[Requirement] Only a number is expected: how many lines in these records mention the word "JSON"?

[Supplied data]
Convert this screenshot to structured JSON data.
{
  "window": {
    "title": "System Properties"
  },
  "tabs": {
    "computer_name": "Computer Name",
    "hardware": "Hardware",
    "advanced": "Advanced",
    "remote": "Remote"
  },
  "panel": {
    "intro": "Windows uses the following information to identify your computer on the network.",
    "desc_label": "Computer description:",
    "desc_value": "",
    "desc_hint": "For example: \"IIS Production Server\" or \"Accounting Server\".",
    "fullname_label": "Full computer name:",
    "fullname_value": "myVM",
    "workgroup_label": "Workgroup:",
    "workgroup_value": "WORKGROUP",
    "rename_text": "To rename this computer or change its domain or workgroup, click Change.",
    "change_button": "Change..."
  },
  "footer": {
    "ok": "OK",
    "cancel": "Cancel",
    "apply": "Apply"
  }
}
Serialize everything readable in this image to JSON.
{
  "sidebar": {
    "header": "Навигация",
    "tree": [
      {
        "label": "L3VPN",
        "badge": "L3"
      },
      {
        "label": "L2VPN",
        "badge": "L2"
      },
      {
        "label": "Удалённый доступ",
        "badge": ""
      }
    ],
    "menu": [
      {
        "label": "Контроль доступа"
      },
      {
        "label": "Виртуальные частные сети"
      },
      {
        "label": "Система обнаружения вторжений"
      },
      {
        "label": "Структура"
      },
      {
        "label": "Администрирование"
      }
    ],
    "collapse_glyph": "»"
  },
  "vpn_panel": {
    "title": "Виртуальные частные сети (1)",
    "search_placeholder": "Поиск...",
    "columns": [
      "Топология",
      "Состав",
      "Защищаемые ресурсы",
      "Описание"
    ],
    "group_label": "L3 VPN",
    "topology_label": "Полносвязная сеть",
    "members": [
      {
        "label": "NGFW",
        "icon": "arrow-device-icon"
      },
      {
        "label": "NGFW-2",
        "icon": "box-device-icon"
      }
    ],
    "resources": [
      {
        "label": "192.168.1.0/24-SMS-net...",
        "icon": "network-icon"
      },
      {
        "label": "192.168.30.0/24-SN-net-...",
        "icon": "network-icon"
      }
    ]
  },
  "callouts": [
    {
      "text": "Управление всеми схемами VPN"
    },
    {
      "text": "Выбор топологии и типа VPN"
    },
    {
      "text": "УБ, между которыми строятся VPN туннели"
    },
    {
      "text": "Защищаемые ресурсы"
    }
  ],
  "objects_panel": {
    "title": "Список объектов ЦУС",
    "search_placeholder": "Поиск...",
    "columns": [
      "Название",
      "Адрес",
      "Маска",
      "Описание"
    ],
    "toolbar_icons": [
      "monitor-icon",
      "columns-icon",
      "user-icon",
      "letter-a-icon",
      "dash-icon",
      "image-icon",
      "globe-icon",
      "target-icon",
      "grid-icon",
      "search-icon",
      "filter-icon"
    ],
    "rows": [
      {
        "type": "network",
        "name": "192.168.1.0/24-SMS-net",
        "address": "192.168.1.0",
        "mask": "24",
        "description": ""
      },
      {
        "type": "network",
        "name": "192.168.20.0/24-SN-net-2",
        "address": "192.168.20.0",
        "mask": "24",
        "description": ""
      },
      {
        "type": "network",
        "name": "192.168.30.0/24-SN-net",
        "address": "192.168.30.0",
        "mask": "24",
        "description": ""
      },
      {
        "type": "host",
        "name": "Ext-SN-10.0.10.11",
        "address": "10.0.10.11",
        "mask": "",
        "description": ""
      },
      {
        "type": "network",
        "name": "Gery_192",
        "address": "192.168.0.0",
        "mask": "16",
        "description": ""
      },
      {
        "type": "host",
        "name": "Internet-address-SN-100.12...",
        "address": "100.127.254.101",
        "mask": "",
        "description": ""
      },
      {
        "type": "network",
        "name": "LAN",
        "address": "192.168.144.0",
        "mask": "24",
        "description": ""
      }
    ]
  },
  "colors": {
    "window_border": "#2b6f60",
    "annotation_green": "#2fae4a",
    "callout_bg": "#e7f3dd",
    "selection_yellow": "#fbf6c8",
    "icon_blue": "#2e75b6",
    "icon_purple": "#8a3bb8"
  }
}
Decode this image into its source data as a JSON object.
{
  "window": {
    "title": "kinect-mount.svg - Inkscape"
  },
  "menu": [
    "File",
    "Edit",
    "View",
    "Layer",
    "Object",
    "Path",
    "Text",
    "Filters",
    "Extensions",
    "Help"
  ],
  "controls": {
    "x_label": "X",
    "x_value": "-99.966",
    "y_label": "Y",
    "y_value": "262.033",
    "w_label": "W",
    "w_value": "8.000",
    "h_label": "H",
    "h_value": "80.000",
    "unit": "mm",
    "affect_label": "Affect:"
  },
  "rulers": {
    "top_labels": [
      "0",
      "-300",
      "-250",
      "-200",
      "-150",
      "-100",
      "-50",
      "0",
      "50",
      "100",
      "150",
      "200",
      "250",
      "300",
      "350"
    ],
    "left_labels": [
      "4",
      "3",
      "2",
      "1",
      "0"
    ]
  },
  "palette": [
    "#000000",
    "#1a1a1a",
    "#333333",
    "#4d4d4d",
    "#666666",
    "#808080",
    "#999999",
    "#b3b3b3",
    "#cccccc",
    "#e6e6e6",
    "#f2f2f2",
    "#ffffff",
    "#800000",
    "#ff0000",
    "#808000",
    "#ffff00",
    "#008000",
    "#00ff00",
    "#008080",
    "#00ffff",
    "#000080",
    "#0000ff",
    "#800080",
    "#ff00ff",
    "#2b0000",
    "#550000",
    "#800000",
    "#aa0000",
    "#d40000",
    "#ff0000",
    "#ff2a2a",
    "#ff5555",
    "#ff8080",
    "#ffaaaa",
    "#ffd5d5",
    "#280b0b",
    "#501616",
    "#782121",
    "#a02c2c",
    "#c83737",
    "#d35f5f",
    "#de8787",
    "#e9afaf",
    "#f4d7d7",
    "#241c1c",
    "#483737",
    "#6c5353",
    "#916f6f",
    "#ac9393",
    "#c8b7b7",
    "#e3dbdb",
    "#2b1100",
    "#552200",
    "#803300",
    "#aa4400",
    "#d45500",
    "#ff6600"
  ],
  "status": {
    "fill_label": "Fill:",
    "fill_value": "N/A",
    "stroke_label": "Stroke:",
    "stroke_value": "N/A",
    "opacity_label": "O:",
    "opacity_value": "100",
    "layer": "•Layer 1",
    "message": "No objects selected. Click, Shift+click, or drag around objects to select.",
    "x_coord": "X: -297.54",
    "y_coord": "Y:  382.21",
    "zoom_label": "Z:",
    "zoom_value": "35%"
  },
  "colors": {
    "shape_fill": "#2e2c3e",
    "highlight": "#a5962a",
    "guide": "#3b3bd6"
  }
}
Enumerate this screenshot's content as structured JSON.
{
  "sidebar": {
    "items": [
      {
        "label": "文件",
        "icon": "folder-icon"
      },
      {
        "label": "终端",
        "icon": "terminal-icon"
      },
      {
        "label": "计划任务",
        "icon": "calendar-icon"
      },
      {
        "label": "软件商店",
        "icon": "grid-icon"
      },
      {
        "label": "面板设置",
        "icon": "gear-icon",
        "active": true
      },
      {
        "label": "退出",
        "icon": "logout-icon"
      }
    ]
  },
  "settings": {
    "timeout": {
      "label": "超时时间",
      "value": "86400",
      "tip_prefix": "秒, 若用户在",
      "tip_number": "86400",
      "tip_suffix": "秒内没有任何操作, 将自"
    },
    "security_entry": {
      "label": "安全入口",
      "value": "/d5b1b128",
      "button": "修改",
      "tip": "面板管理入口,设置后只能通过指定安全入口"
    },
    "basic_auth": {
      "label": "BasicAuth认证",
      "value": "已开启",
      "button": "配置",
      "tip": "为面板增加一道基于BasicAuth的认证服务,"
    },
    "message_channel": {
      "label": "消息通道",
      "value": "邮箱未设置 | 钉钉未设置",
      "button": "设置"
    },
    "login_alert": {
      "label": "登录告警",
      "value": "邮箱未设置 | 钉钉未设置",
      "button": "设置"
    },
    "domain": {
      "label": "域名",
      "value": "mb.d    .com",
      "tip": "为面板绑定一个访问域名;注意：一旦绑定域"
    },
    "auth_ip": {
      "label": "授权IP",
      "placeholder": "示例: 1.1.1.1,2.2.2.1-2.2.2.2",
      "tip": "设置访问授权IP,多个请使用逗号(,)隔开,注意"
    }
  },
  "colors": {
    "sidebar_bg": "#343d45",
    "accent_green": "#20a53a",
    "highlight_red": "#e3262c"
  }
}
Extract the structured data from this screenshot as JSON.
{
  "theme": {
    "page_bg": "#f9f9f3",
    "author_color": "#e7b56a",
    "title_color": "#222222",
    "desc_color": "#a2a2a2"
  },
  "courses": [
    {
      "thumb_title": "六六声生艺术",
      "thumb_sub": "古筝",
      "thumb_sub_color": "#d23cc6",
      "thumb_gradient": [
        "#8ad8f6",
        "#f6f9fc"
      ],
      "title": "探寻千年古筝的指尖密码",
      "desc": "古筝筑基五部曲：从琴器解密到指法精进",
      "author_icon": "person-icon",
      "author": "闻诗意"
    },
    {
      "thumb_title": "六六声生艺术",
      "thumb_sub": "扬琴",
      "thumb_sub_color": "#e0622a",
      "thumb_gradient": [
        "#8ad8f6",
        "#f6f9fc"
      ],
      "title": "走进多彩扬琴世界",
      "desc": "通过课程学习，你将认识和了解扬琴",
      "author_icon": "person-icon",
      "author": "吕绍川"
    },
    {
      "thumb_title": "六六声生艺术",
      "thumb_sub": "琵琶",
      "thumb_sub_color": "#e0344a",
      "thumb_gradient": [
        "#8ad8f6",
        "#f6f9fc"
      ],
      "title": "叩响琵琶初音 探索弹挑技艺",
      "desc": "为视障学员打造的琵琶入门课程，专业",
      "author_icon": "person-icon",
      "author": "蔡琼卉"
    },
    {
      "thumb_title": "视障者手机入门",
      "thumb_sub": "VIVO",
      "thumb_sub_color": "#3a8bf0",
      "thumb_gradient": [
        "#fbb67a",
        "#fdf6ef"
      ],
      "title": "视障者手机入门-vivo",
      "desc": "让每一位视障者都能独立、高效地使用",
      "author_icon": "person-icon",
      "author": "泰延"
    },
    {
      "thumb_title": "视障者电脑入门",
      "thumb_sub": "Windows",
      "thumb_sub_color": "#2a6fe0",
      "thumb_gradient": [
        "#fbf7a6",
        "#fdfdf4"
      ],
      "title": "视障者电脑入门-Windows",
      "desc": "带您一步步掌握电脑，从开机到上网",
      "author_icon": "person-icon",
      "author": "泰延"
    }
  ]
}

[Answer box] 5